From Howard Kurtz at the Washington Post, on “The Media Elite’s Secret Dinners” (HT Warner Todd Huston at NewsBusters, who calls it a “shocker”) — “…. the catered gatherings also sound rather cozy, like some secret-handshake gathering of an entrenched elite.” Because they are.

From the Center for Media and Public Affairs (CMPA) at George Mason University (HT to the Kurtz WaPo piece mentioned earlier), quantifying the obvious — “The media have given President Obama more coverage than George W. Bush and Bill Clinton combined and more positive coverage than either received at this point in their presidencies …. During his first 50 days in office, the three broadcast network evening news shows devoted 1021 stories lasting 27 hours 44 minutes to Barack Obama’s presidency. The daily average of seven stories and over 11 minutes of airtime represents about half of the entire newscasts. By contrast, at this point in their presidencies George W. Bush had received 7 hours 42 minutes and Bill Clinton garnered 15 hours 2 minutes of coverage, for a combined total airtime five hours less than Mr. Obama’s. …. Mr. Obama has received not only more press but also better press than his immediate predecessors.” There is some consolation in this that CMPA didn’t note: The evening news shows’ combined audience, currently at 21-24 million viewers, is, according to a chart at this July 2006 BizzyBlog post, over 30% lower than eight years ago, and about 45% lower than 16 years ago.

You Don’t Say — “Swine flu fears may hammer travel industry.” Okay, you have to have something as a headline. But where have the headlines been about how Obama administration’s and Congress’s demonization of corporate meetings at nice places has already badly hurt the travel industry? Answer: Nowhere.

While we’re on corporate affairs, where’s the lefty outrage over hefty bonuses paid at newspapers that have either gone into bankruptcy (Philly Inquirer), or that appear to be heading in that direction (The New York Times and the Boston Globe)?

Priceless paragraph at IBDeditorials.com (“Nancy ‘Scooter’ Pelosi”) — “Scooter Libby went to prison for the “outing” of a desk-jockey CIA agent. He forgot conversations. Pelosi forgets briefings. And the outing of our entire intelligence apparatus by Democrats is OK.” Where are the defenders of Plame when the rest of the CIA needs them? It was never about the “outing” of Plame. It was always about beating up on Bush.

Positivity: Girl credits neighbour with saving her life

Filed under: Positivity — Tom @ 6:13 am

From Ottawa, Canada:

April 27, 2009

Nine-year-old Brianna Rose says her neighbour, Bram Champagne, saved her life when he scooped her up and swept her into his home at the peak of Saturday’s storm. She made a card for him on Sunday, using the letters of his name to express her appreciation: B for brilliant, R for riskful, A for awesome and M for magnificent.

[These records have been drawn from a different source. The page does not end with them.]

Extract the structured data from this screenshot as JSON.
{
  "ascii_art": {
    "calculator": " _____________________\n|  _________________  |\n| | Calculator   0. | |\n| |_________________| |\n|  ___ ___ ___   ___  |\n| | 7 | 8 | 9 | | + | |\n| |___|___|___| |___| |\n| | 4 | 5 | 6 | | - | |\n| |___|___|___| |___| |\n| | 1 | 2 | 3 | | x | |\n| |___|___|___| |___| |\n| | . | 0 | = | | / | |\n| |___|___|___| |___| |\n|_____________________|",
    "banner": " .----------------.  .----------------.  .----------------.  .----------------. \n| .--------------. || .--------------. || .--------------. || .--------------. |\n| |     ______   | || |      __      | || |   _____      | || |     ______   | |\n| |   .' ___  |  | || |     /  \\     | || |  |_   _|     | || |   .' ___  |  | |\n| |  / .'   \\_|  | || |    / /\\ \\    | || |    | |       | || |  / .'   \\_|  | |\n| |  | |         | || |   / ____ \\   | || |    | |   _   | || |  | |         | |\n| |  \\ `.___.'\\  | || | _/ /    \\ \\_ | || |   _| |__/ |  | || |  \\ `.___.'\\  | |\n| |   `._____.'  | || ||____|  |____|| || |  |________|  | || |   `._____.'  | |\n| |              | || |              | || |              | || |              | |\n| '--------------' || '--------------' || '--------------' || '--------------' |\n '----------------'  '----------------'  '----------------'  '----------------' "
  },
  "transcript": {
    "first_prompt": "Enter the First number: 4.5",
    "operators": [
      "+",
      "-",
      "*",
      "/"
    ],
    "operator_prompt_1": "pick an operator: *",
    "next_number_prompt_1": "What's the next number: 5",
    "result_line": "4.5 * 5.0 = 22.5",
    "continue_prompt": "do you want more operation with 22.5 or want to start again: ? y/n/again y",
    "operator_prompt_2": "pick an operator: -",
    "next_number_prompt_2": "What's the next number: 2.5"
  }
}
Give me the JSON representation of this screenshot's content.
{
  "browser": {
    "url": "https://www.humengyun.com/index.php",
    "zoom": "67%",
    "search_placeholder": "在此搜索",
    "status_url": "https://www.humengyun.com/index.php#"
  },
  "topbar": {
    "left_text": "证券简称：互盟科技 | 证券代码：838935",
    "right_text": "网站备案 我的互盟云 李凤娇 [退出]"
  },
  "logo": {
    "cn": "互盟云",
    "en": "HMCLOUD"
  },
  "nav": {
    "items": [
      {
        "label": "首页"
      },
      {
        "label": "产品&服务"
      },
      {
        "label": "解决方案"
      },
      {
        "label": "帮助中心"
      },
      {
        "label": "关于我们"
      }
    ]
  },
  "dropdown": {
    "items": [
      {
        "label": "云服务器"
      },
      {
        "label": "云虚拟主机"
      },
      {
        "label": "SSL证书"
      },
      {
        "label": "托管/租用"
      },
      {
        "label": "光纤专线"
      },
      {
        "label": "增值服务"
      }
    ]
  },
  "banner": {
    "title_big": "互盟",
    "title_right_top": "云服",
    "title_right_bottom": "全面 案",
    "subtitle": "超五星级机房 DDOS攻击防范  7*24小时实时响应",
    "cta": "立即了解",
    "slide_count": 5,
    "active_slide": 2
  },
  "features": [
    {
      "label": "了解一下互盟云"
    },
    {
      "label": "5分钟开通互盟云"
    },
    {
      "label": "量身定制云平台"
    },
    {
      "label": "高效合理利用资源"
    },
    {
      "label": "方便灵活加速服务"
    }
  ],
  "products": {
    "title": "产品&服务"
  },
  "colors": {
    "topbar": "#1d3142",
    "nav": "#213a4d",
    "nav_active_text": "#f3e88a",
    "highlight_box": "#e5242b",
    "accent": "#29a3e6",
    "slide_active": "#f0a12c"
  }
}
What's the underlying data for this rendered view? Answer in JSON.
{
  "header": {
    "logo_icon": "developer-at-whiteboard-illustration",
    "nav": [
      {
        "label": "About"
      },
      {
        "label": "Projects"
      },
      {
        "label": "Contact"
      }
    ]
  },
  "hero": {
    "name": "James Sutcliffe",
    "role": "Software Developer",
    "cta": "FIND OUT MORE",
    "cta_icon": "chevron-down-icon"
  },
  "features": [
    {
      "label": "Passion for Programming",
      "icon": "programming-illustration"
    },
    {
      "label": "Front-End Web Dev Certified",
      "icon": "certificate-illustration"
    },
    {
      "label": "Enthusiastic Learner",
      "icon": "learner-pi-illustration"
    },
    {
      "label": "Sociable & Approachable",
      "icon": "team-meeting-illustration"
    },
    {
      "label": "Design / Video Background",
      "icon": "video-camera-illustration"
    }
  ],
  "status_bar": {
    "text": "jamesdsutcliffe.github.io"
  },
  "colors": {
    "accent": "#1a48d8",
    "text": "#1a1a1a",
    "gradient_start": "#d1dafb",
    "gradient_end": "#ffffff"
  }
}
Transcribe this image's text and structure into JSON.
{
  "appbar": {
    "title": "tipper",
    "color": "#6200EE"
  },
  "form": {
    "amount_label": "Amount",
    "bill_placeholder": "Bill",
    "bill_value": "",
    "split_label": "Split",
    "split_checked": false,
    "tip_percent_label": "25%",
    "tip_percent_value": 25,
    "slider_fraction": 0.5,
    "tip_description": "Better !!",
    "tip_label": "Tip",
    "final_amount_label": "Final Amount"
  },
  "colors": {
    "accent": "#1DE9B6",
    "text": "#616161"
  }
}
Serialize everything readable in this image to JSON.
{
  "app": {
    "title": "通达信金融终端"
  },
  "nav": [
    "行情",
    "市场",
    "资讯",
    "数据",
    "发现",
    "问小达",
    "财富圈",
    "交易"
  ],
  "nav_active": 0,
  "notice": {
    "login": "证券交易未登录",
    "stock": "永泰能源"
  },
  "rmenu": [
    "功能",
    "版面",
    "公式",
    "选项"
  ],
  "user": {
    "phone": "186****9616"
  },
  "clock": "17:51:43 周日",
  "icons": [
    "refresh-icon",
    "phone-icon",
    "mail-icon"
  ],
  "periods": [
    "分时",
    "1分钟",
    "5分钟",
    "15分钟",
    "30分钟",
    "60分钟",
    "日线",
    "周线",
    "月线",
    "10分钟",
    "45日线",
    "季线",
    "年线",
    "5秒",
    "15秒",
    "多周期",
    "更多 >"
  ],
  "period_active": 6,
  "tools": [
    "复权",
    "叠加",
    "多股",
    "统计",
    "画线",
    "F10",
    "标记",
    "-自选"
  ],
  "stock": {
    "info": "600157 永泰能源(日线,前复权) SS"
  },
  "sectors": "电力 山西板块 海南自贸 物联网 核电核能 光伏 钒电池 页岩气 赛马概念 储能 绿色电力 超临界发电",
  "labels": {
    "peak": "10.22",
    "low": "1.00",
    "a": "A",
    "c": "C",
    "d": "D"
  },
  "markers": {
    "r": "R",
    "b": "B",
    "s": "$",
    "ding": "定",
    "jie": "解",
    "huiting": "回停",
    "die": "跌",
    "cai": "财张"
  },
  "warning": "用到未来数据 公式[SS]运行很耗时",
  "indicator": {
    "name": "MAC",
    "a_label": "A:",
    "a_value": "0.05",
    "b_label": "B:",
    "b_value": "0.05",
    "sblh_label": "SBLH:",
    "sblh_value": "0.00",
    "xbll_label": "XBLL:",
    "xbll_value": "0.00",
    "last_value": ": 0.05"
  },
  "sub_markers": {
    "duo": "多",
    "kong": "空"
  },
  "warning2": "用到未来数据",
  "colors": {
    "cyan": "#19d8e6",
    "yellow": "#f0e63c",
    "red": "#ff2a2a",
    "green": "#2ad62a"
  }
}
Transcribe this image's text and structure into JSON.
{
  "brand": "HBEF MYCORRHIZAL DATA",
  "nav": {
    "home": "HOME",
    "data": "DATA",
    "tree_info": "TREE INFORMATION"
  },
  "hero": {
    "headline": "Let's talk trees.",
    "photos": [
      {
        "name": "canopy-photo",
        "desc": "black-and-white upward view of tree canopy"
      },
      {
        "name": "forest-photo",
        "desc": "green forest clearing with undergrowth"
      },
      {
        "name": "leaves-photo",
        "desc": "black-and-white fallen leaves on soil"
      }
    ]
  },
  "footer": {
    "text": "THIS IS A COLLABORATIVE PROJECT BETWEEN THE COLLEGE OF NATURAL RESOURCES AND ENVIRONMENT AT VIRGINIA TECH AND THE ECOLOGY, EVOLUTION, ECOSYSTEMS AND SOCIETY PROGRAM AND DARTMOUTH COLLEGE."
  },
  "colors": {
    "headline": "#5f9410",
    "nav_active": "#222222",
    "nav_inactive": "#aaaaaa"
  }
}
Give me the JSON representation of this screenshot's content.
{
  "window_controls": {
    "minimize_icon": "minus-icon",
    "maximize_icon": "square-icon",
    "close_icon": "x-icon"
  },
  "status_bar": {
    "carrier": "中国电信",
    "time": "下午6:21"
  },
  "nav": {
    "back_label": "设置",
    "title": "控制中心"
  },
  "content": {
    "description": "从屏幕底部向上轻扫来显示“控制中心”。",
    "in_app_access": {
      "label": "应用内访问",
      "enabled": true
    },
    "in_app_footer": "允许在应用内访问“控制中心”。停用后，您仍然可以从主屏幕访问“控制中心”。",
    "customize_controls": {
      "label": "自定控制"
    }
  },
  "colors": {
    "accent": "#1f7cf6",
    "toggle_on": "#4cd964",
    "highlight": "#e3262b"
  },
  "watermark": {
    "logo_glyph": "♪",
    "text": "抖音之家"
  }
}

“The wind, it sounded sort of bad, and then it started going wild and everything was flying in the air, and it picked me up and threw me back on the ground,” explained the brown-eyed girl as she hugged her little dog, Clover. “Then my dad’s friend picked me up and put me in his house.”

After dinner Saturday, the girl was playing with some neighbourhood children at one end of the courtyard of their Manor Park rowhouse complex on Glasgow Crescent, across from Beechwood Cemetery.

Her four-year-old brother, Spencer, was riding his bike at the other end, near the family’s home. Their father, Steve Rose, kept watch from the back step.

He popped inside to use the washroom just as the rain started.

Most of the children went indoors right away, but Brianna wanted to play a little more.

“I was running down the hill when it started to happen,” the fourth-grade student said. “Things started going all over the place and the wind started hitting my leg.”

Shingles, garbage-can lids, plastic lawnchairs, branches, rocks and dirt swirled around the courtyard. Champagne had just moved his car and was heading indoors.

“The wind hit and it got very bad very quick. The danger was the stuff that was flying,” the 46-year-old optician said. “I lived in Florida and I’ve never seen anything like this, the intensity and speed that it hit. It was like a three- or four-punch fight.”

From inside his house, Rose, 44, heard a rumbling sound. He didn’t stop to put his shoes on. …..

Go here for the rest of the story.